Dr. Singleton: These families should not face any barriers. This vaccine is free to everyone, regardless of immigration and insurance status. Families can go to any place where the vaccine is offered- grocery stores, pharmacies, health departments- and receive it. If you have insurance, it will be billed, but if you don’t have health insurance you can still receive the vaccine without any charges. Community groups serving immigrants and non-English speakers can get this message out and can consider partnering with local or state health departments to be a trusted site for vaccination drives.
Felicia: We’ve heard concerns from immigrant parents wondering what impact getting the vaccine might have on their immigration status. Does getting the vaccine for themselves or their children have any impact on immigration status or a future immigration case?
Dr. Singleton: Everyone is eligible for COVID-19 vaccines and services no matter what their immigration status is. Vaccination and testing information is not shared with immigration agencies and vaccination should not affect their immigration status.
Felicia: How can I, as a parent, calm my child’s fears about getting a covid-19 vaccination?
Dr. Singleton: There are several strategies to consider. First, pick a familiar location, like your usual source of medical care, because that can be comforting. If your child has a favorite bear or toy, they can hold that as well. Telling your child what to expect can also help- be honest. If they have a fear of needles, check the CDC website for information that can help. You can also consider numbing creams or sprays that you can find over the counter- those types of products can help. Let your child know about possible side effects, and if possible, try to get them vaccinated at a time when they have the time to recover, like right before a weekend. Kids can also take over-the-counter pain medication. Remind your child that side effects are a sign that their body is getting stronger to fight off COVID-19.
Felicia: Where can parents go to get information?
Dr. Singleton: CDC.gov. We’ve got infographics, videos, lots of information that parents can take to their communities. Sign up for vsafe, which is a smartphone app. Once your child gets the vaccine, vsafe will send you messages- daily at first, and then weekly. It is a way for us to monitor how kids are doing with the vaccine. That’s why we can say with confidence now, after almost a year of children’s vaccinations, what kinds of side effects kids are having. The Vsafe app, on CDC.gov, is a way you can be part of the science.
Felicia: Do you have any tips, as a pediatrician, a parent, for how to have conversations with people who may have different views about vaccination?
Dr. Singleton: First, it is everyone’s choice to be vaccinated. And although some kids have very few symptoms from having COVID-19, some kids will get really sick. Vaccination helps protect all of us- it’s a way to keep our communities safer, and our families safer. It gives our children the best chance to be their best selves, to enjoy all of the wonderful things childhood offers them.
Final words by Dr. Singleton: Parents are making choices for their families, and they are the experts on their families. We would encourage them to go to sites for information where the information has been thoroughly vetted. Go to CDC.gov.

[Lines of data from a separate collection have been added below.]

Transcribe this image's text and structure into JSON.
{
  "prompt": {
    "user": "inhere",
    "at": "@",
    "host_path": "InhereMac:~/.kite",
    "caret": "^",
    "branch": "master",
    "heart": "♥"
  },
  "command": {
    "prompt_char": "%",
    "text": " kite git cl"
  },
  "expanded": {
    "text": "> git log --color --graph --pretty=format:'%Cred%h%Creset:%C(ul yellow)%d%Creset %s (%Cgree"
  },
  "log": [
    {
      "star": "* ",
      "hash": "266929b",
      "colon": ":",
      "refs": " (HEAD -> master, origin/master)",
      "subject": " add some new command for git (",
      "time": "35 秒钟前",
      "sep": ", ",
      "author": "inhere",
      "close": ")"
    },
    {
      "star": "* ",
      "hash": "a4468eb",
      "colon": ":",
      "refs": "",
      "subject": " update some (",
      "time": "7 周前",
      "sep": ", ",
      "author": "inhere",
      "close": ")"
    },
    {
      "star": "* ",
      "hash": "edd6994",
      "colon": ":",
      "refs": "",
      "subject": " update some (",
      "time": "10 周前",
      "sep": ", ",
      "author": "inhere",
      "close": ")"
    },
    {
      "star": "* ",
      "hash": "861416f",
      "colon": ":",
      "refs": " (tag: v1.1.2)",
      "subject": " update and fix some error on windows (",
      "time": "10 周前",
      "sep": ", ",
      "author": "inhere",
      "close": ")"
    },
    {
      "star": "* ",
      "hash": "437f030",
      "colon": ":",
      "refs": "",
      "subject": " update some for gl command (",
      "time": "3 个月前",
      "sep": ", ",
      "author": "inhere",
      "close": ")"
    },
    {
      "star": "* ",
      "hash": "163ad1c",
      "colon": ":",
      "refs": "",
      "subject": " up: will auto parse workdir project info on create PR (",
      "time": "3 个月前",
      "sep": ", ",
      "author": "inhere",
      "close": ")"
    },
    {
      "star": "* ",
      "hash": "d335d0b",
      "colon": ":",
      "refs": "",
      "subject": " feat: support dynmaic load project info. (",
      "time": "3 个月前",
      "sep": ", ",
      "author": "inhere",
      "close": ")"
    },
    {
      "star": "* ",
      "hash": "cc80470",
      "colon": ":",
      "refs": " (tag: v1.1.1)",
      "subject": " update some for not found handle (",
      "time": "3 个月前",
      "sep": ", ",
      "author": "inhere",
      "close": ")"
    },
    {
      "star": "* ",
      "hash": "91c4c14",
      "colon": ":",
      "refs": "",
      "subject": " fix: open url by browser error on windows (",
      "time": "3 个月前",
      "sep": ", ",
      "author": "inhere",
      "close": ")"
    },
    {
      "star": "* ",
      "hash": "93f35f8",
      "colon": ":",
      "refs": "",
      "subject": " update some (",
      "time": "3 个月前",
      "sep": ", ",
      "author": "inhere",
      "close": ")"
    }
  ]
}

We follow the science, and don’t put the information out until we are sure. Ask your pediatrician and your family’s doctor, it’s good to have questions. We wait and follow the science, to make sure it is safe for all communities. It’s ok to have questions, ok to have doubts. Get your questions answered and hopefully you’ll get your kids vaccinated so we can move this virus behind us.